At this point, I'm crawling around deep inside my head oblivious to what is going on around me. What is going on here? Is it a mental block? Physical? Both? Is it that guy there's fault? Vanilla's fault? Did someone poison my water? Do my kids not love me enough? Should I stop flipping off other drivers? Is this because I put mixed nuts into the bag but punch the code for the cheaper regular peanuts at the grocery store to save a few bucks?
I'm seeking redemption...searching for my white whale.
The last 5 miles went by in a fog of spectator screams, pit stops for more crappy sports spray (which does not work, did I mention this?) and a big heaping helping of humble pie. With each step I dutifully ate and simply said:
Shit. Shit. Shit. Shit. Shit. Shit. Shit. Shit.
Only I was using a far worse swear word. Since it was multi-syllabled, I could use it across both the right and left foot falls. Shit is really just a one foot word.
I remember some college dude around mile 24.5 or so running along next to me trying to encourage me to keep going.
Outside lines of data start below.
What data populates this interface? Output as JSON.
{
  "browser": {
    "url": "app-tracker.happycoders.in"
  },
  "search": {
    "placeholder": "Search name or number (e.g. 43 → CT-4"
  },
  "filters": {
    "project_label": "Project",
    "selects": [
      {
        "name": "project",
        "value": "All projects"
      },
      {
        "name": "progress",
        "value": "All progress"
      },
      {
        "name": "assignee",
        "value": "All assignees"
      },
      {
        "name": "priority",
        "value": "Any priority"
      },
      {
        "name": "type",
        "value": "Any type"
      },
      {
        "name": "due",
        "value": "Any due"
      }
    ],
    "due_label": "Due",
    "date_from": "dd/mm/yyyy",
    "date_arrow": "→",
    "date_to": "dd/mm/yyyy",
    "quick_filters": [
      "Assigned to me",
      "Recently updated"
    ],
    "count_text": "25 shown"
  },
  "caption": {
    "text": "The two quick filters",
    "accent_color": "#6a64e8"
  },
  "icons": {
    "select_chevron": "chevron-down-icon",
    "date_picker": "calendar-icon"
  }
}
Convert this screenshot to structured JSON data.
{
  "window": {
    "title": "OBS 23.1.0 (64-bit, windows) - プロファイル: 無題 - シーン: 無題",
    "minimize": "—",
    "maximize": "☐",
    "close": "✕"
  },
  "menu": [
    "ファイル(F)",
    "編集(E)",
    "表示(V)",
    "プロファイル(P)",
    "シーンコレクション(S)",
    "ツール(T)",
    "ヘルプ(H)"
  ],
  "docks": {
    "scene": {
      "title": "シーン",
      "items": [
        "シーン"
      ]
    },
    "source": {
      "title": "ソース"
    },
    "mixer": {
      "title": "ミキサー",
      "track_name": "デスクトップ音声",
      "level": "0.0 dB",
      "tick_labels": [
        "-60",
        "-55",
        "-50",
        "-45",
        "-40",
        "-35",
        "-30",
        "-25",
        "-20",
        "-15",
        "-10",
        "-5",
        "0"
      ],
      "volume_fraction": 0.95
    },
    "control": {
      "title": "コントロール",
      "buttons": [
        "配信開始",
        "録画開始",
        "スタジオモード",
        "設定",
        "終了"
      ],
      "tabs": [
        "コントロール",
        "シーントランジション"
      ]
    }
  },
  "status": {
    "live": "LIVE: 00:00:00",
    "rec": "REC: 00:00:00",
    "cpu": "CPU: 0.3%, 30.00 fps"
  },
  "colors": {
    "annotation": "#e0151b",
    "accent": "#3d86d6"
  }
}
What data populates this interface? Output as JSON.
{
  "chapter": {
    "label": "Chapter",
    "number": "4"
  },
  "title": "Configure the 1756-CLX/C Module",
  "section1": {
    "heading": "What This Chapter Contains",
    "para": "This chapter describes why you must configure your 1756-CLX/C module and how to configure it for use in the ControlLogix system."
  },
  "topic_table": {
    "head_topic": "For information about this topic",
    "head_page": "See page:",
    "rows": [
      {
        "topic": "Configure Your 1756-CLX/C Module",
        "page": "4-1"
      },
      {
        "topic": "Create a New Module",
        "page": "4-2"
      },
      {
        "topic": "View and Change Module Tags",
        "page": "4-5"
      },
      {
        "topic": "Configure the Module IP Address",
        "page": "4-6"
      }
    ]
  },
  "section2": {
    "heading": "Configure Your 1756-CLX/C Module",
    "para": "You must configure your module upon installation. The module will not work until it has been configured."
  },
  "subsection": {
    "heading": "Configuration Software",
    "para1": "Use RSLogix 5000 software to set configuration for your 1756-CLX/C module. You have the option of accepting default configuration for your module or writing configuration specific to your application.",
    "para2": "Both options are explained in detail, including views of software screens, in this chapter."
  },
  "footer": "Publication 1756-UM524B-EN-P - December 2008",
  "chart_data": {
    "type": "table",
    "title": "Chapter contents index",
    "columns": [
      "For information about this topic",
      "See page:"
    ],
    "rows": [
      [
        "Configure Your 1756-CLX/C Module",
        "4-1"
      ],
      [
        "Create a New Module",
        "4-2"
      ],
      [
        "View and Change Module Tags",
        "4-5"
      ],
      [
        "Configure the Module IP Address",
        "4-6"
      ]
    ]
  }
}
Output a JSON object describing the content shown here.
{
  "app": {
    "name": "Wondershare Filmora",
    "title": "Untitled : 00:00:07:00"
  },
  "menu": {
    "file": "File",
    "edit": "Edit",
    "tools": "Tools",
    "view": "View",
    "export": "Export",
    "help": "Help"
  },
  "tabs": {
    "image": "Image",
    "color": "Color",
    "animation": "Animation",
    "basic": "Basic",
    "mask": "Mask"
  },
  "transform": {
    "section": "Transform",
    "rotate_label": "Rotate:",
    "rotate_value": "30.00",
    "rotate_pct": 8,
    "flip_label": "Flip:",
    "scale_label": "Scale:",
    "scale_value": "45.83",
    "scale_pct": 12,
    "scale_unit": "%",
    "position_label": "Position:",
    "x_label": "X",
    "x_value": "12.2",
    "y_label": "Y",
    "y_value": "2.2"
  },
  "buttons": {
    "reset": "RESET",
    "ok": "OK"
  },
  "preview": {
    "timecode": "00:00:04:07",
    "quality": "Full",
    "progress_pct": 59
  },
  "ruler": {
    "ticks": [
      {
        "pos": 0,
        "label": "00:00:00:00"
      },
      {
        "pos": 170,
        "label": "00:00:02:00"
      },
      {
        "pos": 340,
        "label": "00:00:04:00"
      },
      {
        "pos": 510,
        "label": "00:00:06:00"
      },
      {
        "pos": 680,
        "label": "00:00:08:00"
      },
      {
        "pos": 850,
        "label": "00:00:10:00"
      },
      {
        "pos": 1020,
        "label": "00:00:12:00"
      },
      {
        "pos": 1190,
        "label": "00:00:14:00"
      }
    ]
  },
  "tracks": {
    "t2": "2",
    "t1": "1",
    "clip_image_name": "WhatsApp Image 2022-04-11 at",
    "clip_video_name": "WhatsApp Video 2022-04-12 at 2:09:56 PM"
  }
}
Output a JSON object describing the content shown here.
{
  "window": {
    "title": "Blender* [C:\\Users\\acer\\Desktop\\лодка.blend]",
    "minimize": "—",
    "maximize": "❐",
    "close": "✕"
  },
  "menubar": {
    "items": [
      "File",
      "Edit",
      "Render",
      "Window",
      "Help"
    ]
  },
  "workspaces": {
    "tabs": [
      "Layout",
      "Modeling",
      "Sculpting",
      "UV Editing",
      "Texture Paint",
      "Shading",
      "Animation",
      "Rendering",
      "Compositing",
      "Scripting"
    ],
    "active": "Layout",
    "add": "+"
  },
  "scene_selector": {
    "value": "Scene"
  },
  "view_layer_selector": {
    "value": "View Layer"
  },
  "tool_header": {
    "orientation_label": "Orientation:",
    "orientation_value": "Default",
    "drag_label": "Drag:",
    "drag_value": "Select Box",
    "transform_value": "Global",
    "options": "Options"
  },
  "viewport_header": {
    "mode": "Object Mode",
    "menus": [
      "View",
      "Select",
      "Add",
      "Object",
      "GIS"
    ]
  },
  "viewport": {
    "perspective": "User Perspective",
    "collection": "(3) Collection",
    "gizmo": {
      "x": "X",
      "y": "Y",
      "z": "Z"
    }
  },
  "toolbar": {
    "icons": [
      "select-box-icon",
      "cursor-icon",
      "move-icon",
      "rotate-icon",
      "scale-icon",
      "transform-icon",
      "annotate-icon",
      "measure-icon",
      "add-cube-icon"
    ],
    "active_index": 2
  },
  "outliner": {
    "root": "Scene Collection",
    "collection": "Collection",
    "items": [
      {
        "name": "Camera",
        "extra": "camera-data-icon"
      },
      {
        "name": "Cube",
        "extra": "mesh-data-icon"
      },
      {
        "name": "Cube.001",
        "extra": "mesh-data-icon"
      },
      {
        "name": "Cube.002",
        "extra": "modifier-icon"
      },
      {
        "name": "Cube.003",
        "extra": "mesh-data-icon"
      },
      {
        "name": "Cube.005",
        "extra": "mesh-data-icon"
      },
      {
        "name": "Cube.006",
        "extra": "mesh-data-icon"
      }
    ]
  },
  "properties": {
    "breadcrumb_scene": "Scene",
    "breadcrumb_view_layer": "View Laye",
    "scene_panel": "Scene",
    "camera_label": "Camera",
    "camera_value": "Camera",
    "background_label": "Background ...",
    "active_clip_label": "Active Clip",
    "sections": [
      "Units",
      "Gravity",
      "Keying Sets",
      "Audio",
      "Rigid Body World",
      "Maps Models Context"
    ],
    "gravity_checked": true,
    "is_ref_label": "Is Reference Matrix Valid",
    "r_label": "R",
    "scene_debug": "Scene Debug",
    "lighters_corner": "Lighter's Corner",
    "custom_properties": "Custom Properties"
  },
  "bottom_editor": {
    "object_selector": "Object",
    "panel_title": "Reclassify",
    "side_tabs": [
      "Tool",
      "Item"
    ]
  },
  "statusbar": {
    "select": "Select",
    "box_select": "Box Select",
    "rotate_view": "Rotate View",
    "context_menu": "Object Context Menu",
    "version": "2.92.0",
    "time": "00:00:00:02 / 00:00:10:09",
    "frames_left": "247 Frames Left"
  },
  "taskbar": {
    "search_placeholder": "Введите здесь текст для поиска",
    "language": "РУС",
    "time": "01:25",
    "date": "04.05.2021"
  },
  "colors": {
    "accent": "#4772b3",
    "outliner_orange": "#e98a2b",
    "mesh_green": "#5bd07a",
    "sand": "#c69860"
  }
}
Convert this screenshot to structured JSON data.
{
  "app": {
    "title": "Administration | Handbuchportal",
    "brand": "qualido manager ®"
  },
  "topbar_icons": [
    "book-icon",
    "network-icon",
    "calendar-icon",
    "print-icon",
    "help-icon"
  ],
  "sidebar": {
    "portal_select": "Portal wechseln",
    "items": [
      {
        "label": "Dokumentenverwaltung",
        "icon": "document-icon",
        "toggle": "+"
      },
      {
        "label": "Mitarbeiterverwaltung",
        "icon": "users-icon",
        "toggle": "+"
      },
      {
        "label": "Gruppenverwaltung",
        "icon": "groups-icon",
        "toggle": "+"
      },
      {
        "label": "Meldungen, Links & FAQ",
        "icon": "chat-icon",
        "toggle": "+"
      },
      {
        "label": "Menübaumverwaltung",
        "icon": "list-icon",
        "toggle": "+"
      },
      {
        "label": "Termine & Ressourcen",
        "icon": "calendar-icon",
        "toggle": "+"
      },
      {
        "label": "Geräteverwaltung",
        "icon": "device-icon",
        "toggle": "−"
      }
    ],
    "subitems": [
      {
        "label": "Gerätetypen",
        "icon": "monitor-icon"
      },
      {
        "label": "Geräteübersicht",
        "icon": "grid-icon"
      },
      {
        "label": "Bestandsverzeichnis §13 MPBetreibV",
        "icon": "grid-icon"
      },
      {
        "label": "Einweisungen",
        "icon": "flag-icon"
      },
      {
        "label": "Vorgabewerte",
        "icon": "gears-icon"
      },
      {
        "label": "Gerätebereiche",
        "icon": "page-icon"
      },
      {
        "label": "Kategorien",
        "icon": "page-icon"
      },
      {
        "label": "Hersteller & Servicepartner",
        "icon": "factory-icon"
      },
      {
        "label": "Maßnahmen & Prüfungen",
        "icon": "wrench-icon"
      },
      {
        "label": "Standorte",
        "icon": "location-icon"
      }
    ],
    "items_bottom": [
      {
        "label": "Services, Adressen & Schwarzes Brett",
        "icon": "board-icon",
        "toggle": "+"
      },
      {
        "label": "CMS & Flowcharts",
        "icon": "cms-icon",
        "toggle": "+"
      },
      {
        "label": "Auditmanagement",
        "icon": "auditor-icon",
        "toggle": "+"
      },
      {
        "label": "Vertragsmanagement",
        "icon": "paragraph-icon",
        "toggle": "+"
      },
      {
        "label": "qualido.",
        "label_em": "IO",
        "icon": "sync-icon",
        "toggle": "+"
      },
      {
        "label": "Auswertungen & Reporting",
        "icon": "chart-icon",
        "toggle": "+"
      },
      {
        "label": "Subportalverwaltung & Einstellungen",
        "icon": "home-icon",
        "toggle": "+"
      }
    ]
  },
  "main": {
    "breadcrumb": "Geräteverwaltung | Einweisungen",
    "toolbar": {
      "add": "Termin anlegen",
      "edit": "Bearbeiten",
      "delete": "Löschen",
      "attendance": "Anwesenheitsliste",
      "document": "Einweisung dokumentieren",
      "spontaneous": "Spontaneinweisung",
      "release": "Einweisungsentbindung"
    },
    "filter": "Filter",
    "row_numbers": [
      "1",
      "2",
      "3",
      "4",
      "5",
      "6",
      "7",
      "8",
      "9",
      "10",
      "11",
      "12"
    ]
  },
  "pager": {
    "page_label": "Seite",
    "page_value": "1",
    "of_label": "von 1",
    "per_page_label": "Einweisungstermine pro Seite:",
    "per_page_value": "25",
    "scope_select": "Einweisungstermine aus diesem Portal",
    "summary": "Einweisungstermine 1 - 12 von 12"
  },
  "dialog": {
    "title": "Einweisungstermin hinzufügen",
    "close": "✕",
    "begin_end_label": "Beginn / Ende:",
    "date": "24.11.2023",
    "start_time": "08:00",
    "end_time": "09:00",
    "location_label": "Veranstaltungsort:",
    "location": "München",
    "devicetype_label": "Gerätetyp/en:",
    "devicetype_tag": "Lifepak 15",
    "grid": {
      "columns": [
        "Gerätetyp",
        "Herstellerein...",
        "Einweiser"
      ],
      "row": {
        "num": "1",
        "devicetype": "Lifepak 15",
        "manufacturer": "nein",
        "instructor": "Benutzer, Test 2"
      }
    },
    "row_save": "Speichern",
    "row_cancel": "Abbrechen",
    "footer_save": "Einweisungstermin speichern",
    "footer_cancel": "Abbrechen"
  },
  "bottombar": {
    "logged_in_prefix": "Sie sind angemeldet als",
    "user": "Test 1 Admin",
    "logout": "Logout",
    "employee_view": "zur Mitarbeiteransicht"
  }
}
He kept with me for about a ¼ mile. I smiled and waved when what I really wanted to do was punch him in the throat, wear his sunglasses and drink his beer. And drive his cool convertible if he had one of those.
Taking the left on Boylston St. with a mere 4 blocks to the finish was certainly one of the highlights of my (non-family related) life so far. Despite the humble pie crumbs ringed around my mouth, seeing that giant FINISH sign in the distance was a joy to behold. I wanted to run out those last 4 blocks. And beat 4 hours, if possible. I’m down to small victories by now, folks. So, I picked a pace that was above a saunter but not quite a shuffle to make sure the cramps would stay away until I finished. I ambled on in (for those scoring at home: saunter < amble < shuffle).
I finished 39 minutes off of what I thought I could do that day.
That's not enough sarcasm.
I finished a mere 39 minutes off of what I thought I could do that day.
There. That's better. That's fairly dripping with sarcasm.
I’m bummed that I missed Mrs. Nitmos (and apparently a bunch of people she was standing with) at the Boylston St. corner screaming my name. That would have been cool but I was in full on marathon stupor by that time and missed their cheers. I got my medal and met up with the wife after the race. I was unusually emotional. I’m usually a pretty reserved guy (see previous description as being “medium”) but there is something pretty powerful about finishing that race no matter what the circumstances. I kept things in check though. I didn’t want to look wimpy to everyone. I’m Beardsley’s prag after all. (I have got to get a dictionary to see what that means).
More PhotoShop magic!
Beardsley may have gotten me this time. In fact, he’s apparently been casting this muscle cramping spell on me since I qualified last May.
I’ll be back to tango again.
Next time, hold the dessert.
Next the Final 08BM RR post: Introspection, race photos, and more lame Moby Dick references.